=== THE PROBLEM ===
Pull each line holding "assignee" out of the entries below.
★ ★ ★
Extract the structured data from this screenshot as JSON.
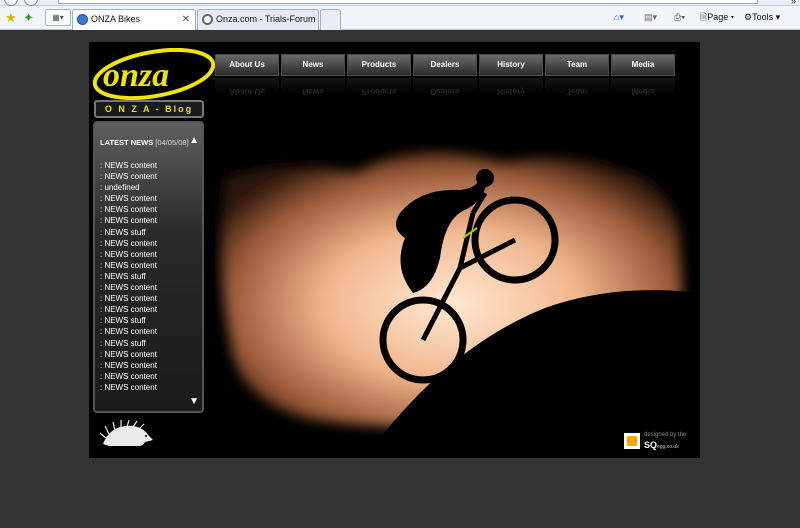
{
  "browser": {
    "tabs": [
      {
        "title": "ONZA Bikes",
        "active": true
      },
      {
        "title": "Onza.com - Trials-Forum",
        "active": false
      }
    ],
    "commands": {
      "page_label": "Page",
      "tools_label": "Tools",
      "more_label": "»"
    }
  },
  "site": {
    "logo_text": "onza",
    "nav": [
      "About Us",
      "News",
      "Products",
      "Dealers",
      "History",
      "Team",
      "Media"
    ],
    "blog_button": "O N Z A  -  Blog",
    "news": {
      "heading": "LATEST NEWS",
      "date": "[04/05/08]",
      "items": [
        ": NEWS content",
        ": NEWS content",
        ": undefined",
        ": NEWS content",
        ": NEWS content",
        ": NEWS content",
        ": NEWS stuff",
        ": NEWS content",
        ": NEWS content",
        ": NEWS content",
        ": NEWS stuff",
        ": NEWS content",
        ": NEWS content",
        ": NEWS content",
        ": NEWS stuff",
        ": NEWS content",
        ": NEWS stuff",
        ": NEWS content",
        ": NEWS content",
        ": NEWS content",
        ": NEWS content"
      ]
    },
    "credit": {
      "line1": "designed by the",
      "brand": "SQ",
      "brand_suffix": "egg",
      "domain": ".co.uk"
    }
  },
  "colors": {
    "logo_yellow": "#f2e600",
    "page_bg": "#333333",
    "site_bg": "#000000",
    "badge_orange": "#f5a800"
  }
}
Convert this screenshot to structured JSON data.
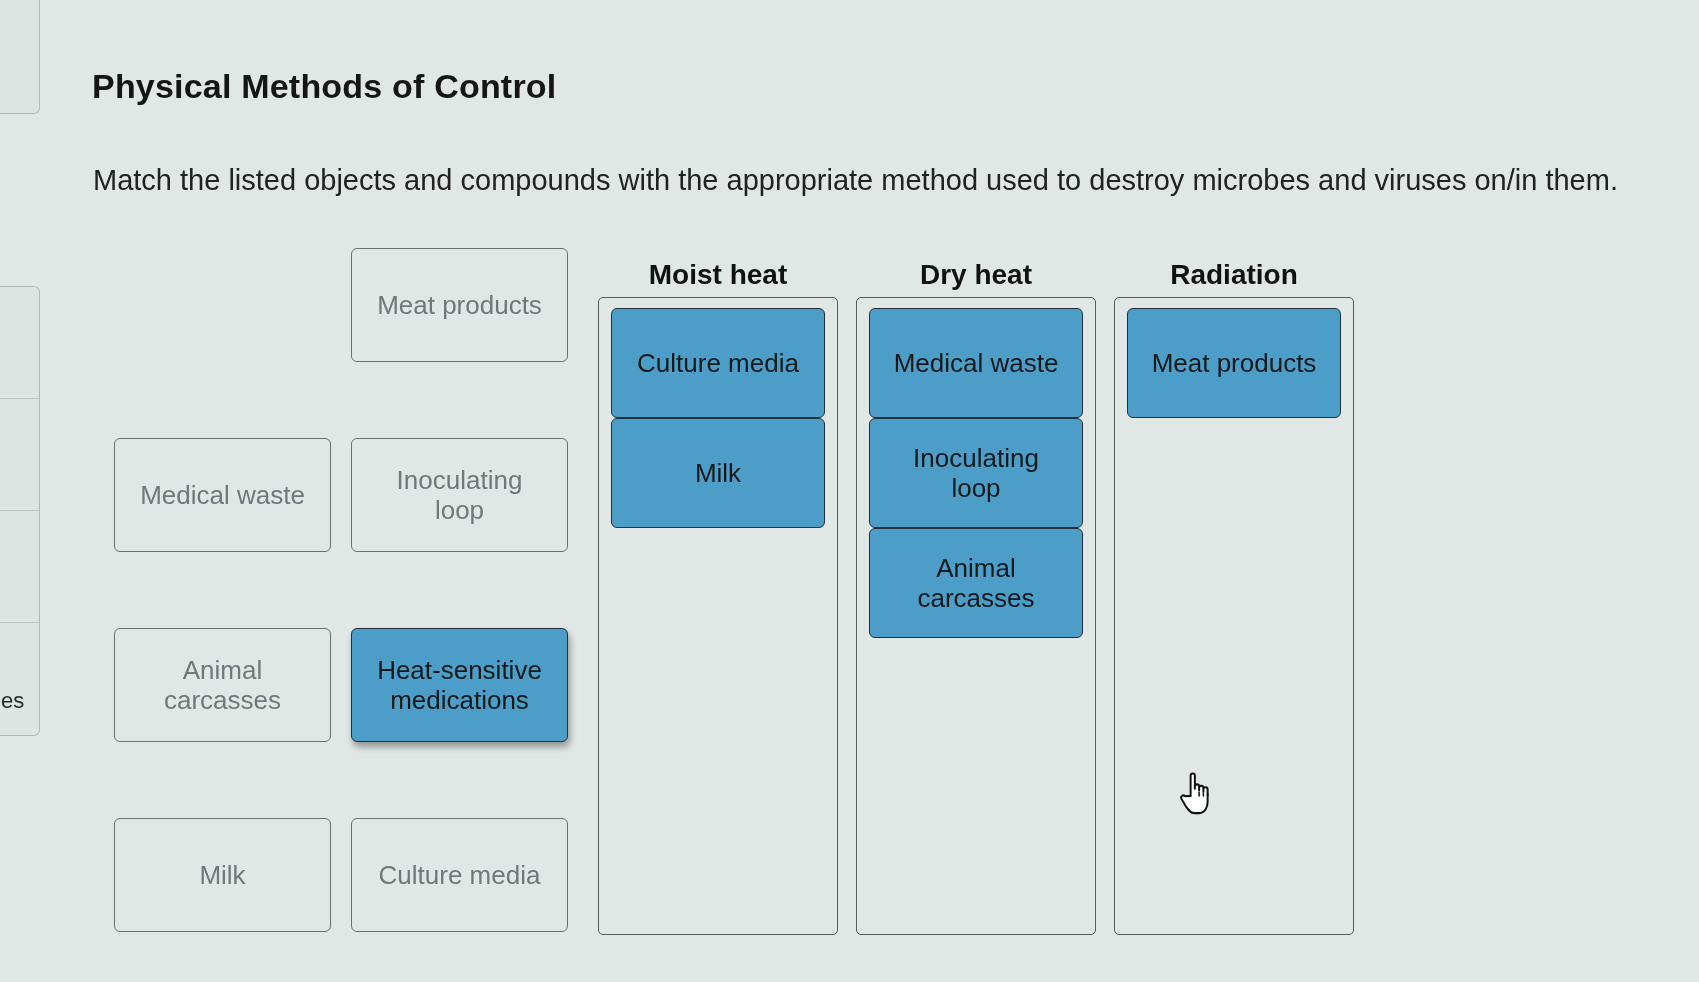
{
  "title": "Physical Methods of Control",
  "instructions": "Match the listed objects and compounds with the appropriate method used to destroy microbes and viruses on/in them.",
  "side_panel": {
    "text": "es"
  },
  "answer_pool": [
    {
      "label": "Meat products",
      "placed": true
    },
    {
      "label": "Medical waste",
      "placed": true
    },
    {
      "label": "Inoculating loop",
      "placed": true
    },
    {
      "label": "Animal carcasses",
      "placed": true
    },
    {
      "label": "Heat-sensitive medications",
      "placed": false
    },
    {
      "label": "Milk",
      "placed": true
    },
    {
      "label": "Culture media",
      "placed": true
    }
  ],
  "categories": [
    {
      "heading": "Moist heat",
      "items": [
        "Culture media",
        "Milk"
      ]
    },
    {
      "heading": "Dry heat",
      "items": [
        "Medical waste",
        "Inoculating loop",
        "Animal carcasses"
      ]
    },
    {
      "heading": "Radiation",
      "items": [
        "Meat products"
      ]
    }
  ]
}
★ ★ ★
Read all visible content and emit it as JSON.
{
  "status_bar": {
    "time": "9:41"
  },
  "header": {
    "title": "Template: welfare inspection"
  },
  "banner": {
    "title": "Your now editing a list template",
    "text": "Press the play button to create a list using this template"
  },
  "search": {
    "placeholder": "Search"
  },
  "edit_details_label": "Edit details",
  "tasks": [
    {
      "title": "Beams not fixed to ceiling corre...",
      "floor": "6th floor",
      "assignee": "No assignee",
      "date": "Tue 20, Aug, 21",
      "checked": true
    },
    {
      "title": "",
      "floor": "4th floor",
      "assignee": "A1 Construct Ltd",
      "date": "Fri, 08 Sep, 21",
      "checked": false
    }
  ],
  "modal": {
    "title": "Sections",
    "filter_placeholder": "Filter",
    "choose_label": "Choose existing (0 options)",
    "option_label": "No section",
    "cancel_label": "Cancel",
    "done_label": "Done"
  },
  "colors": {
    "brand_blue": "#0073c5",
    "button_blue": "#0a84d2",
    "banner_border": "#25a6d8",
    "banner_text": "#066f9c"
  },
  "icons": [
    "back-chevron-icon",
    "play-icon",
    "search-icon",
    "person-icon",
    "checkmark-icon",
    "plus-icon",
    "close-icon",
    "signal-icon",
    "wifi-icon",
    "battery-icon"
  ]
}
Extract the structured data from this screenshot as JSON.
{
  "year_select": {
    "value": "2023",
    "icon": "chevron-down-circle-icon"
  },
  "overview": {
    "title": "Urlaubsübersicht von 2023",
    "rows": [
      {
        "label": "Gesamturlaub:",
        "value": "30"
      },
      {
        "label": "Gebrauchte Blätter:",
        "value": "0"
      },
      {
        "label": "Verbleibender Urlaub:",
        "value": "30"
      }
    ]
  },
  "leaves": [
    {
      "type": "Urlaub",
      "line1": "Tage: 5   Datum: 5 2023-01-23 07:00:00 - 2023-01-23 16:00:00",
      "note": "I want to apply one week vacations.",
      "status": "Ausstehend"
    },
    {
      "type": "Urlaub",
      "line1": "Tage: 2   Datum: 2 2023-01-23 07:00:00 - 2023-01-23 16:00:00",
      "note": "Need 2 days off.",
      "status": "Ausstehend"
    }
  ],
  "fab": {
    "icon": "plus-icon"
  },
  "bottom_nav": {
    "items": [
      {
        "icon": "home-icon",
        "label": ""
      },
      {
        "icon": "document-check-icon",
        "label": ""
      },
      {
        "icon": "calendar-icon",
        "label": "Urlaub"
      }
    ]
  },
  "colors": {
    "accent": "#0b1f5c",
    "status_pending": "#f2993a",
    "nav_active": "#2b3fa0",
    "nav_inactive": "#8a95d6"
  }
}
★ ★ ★
=== OUTPUT FOR THIS EXERCISE ===
      "assignee": "No assignee",
      "assignee": "A1 Construct Ltd",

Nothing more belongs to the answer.